# YOUR TASK
Every line below that holds the string "name" must be copied.

# THE RECORDS
====

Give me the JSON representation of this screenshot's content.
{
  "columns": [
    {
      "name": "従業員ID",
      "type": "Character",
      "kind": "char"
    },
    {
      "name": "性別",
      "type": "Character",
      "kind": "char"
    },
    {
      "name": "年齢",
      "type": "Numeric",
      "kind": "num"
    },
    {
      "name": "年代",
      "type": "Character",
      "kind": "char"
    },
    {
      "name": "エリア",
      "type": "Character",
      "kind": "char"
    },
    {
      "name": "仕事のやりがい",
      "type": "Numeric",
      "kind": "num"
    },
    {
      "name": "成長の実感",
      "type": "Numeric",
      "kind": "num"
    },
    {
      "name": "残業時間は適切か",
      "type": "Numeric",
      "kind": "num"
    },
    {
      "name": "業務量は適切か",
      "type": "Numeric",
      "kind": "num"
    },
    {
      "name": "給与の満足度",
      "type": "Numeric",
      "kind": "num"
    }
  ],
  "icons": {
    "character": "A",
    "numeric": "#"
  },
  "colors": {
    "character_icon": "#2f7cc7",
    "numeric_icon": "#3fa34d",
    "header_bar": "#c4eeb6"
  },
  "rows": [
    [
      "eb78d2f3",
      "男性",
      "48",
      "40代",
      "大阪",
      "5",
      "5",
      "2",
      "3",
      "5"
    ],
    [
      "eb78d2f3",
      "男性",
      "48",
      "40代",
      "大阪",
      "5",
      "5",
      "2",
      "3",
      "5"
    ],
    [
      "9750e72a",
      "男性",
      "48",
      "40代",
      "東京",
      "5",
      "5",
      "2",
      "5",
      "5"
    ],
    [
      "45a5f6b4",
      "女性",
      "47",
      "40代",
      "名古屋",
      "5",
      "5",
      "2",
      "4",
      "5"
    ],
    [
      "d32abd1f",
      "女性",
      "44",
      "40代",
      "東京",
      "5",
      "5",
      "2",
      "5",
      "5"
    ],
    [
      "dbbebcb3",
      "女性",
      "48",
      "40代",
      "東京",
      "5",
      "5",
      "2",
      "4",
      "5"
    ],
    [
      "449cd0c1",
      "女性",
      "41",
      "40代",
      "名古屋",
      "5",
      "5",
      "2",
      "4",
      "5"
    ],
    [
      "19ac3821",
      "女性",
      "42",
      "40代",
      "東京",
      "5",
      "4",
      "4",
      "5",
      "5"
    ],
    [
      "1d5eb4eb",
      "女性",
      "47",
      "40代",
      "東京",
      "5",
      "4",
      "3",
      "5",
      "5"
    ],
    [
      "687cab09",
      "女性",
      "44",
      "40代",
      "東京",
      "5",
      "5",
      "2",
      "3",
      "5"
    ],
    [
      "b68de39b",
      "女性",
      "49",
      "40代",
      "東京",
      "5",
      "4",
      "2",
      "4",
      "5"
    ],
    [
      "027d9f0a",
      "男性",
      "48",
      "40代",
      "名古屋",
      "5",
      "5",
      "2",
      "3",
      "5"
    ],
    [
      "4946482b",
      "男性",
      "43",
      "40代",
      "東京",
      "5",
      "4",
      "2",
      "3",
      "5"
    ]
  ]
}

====

# RESPONSE BOX
      "name": "従業員ID",
      "name": "性別",
      "name": "年齢",
      "name": "年代",
      "name": "エリア",
      "name": "仕事のやりがい",
      "name": "成長の実感",
      "name": "残業時間は適切か",
      "name": "業務量は適切か",
      "name": "給与の満足度",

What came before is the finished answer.